Russia's leadership receives low marks in much of Western world
WASHINGTON, D.C. -- As Dmitry Medvedev begins his term as Russia's new president on Wednesday with his predecessor Vladimir Putin at his side as prime minister, Gallup Poll data reveal the country's leadership has a large hill to climb if it hopes to improve its existing image in many places around the globe.
Russia's leadership is least popular among respondents from the European Union, the Americas, and the Middle East/North Africa.
Among European Union members, a median of only 15% say they approve of the job performance of Russia's leaders, while a median of 43% disapprove and a median of about a third (35%) say they have do not an opinion. Approval in this region ranges from 45% in Cyprus to only 6% in France.
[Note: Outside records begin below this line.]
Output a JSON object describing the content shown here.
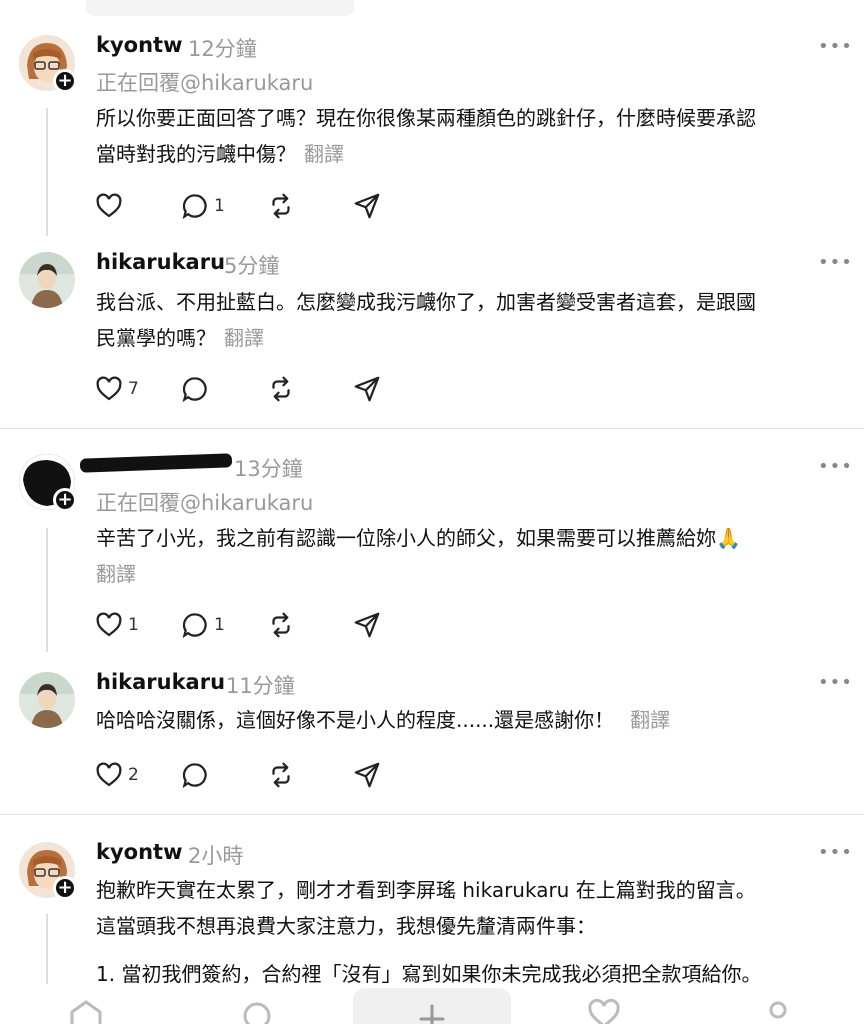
{
  "posts": [
    {
      "username": "kyontw",
      "time": "12分鐘",
      "replying": "正在回覆@hikarukaru",
      "body": "所以你要正面回答了嗎？現在你很像某兩種顏色的跳針仔，什麼時候要承認",
      "body2": "當時對我的污衊中傷？",
      "translate": "翻譯",
      "likes": "",
      "comments": "1"
    },
    {
      "username": "hikarukaru",
      "time": "5分鐘",
      "body": "我台派、不用扯藍白。怎麼變成我污衊你了，加害者變受害者這套，是跟國",
      "body2": "民黨學的嗎？",
      "translate": "翻譯",
      "likes": "7",
      "comments": ""
    },
    {
      "username": "",
      "time": "13分鐘",
      "replying": "正在回覆@hikarukaru",
      "body": "辛苦了小光，我之前有認識一位除小人的師父，如果需要可以推薦給妳🙏",
      "translate": "翻譯",
      "likes": "1",
      "comments": "1"
    },
    {
      "username": "hikarukaru",
      "time": "11分鐘",
      "body": "哈哈哈沒關係，這個好像不是小人的程度......還是感謝你！",
      "translate": "翻譯",
      "likes": "2",
      "comments": ""
    },
    {
      "username": "kyontw",
      "time": "2小時",
      "body": "抱歉昨天實在太累了，剛才才看到李屏瑤 hikarukaru 在上篇對我的留言。",
      "body2": "這當頭我不想再浪費大家注意力，我想優先釐清兩件事：",
      "body3": "1. 當初我們簽約，合約裡「沒有」寫到如果你未完成我必須把全款項給你。"
    }
  ],
  "more_label": "•••",
  "plus_label": "+",
  "icons": [
    "heart-icon",
    "comment-icon",
    "repost-icon",
    "share-icon",
    "home-icon",
    "search-icon",
    "compose-icon",
    "activity-icon",
    "profile-icon"
  ]
}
Within Europe, Russia's leadership is better regarded in the former socialist countries of Southeast Europe, where a median of 42% approve. Gallup finds the strongest support in this region in Serbia, where 63% of residents approve of Russia's leadership. Conversely, Gallup finds the lowest support in Kosovo, where only 17% of residents share this view. This is not surprising because Russia has traditionally opposed Kosovo's independence.
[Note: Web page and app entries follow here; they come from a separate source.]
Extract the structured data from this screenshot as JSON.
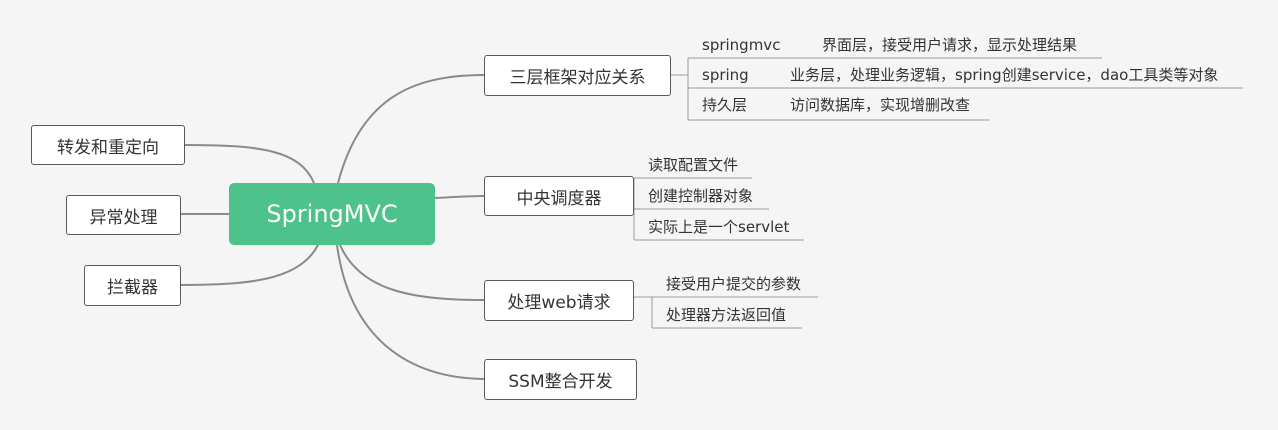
{
  "colors": {
    "background": "#f5f5f5",
    "root_fill": "#4dc28a",
    "connector": "#8a8a8a",
    "underline": "#9a9a9a"
  },
  "root": {
    "label": "SpringMVC"
  },
  "left_branches": [
    {
      "label": "转发和重定向"
    },
    {
      "label": "异常处理"
    },
    {
      "label": "拦截器"
    }
  ],
  "right_branches": [
    {
      "label": "三层框架对应关系",
      "children": [
        {
          "label": "springmvc",
          "desc": "界面层，接受用户请求，显示处理结果"
        },
        {
          "label": "spring",
          "desc": "业务层，处理业务逻辑，spring创建service，dao工具类等对象"
        },
        {
          "label": "持久层",
          "desc": "访问数据库，实现增删改查"
        }
      ]
    },
    {
      "label": "中央调度器",
      "children": [
        {
          "label": "读取配置文件"
        },
        {
          "label": "创建控制器对象"
        },
        {
          "label": "实际上是一个servlet"
        }
      ]
    },
    {
      "label": "处理web请求",
      "children": [
        {
          "label": "接受用户提交的参数"
        },
        {
          "label": "处理器方法返回值"
        }
      ]
    },
    {
      "label": "SSM整合开发",
      "children": []
    }
  ]
}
In the Americas, a median of only 18% says they approve of the job performance of the leadership of Russia. However, a median of 56% do not have an opinion. In six Latin American countries, more than 75% of respondents did not share an opinion on Russia's leadership.
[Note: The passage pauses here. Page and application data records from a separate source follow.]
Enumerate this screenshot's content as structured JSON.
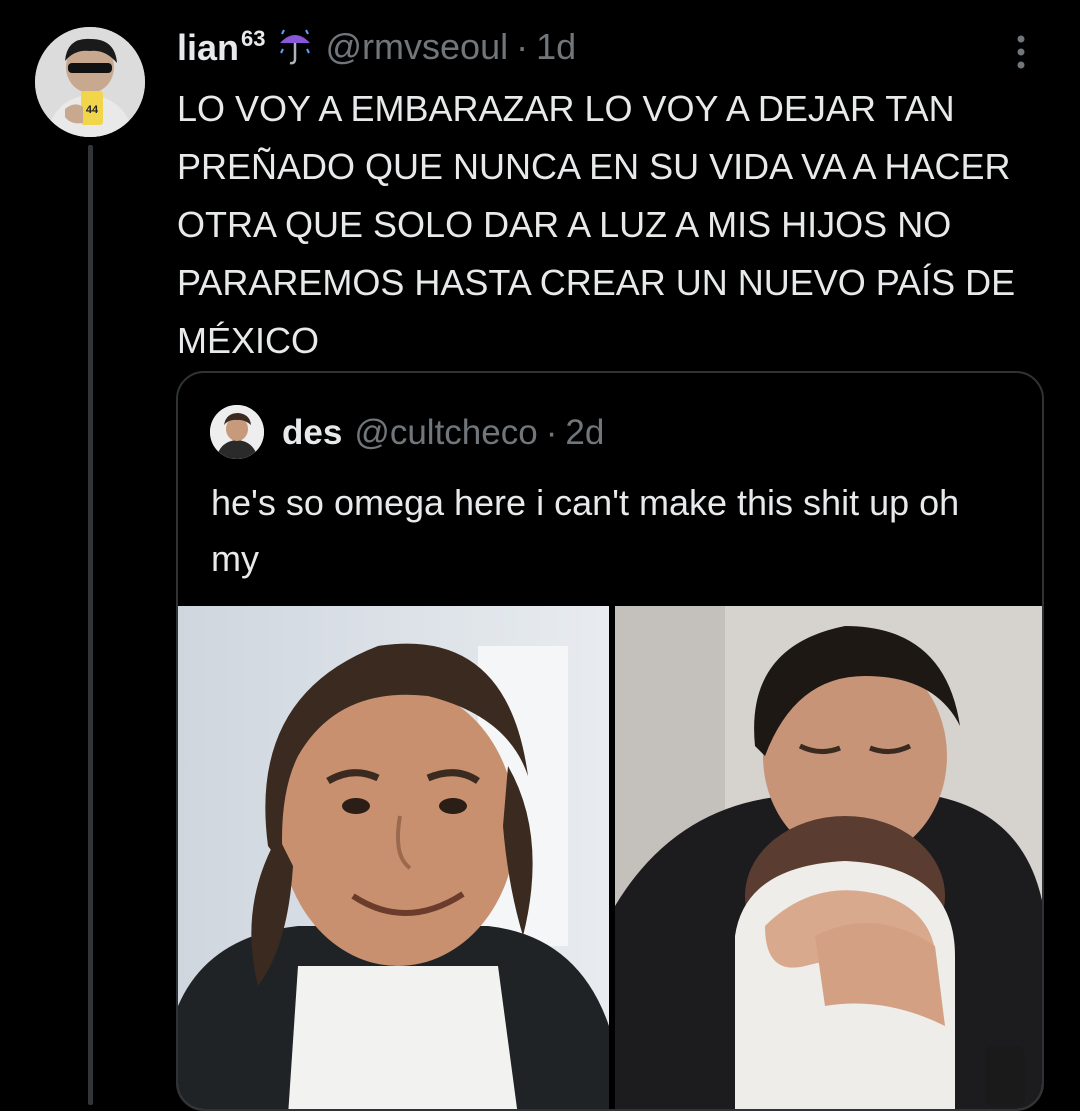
{
  "tweet": {
    "author": {
      "name": "lian",
      "name_superscript": "63",
      "handle": "@rmvseoul",
      "emoji": "umbrella-with-rain-icon"
    },
    "separator": "·",
    "age": "1d",
    "text": "LO VOY A EMBARAZAR LO VOY A DEJAR TAN PREÑADO QUE NUNCA EN SU VIDA VA A HACER OTRA QUE SOLO DAR A LUZ A MIS HIJOS NO PARAREMOS HASTA CREAR UN NUEVO PAÍS DE MÉXICO",
    "avatar_badge": "44"
  },
  "quoted": {
    "author": {
      "name": "des",
      "handle": "@cultcheco"
    },
    "separator": "·",
    "age": "2d",
    "text": "he's so omega here i can't make this shit up oh my",
    "media": [
      {
        "icon": "photo-smiling-man"
      },
      {
        "icon": "photo-man-holding-baby"
      }
    ]
  },
  "colors": {
    "background": "#000000",
    "text_primary": "#e7e9ea",
    "text_secondary": "#71767b",
    "border": "#2f3336",
    "thread_line": "#333639"
  }
}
In the Middle East/North Africa, a median of 29% approves of the leadership of Russia and 49% disapproves, although there is great disparity within the region in approval ratings.
Almost half of Lebanese respondents (48%) approve of the job performance of Russia's leadership, the highest support in the region, while only 8% of Jordanians approve of Russia's leaders.
In Iran, a country with comparatively strong ties to Russia, the citizens appear divided. Nearly 4 in 10 respondents (37%) say they approve of the job performance of Russia's leaders, slightly less than a third disapprove (31%), and about a third (32%) don't have an opinion.
Gallup finds the strongest regional support for Russia's leadership among the 11 former Soviet republics making up the Commonwealth of Independent States (CIS). Here a median of 58% (excluding Russians) say they approve of the job performance of Russia's leadership. In most CIS countries, at least half of respondents say they approve of Russia's leadership; the exceptions are Armenia, where just 3 in 10 respondents share this view, and Georgia, where slightly more than 1 in 5 (22%) agree. Many in these former Soviet nations have seen a decline in their standard of living since the fall of the Soviet Union and may look more favorably on Russia as a symbol of better days past.
Results are based on face-to-face and telephone interviews with approximately 1,000 adults throughout 2006 and 2007, aged 15 and older, in 138 countries. For results based on the total sample of national adults, one can say with 95% confidence that the maximum margin of sampling error is ±3 percentage points. In addition to sampling error, question wording and practical difficulties in conducting surveys can introduce error or bias into the findings of public opinion polls.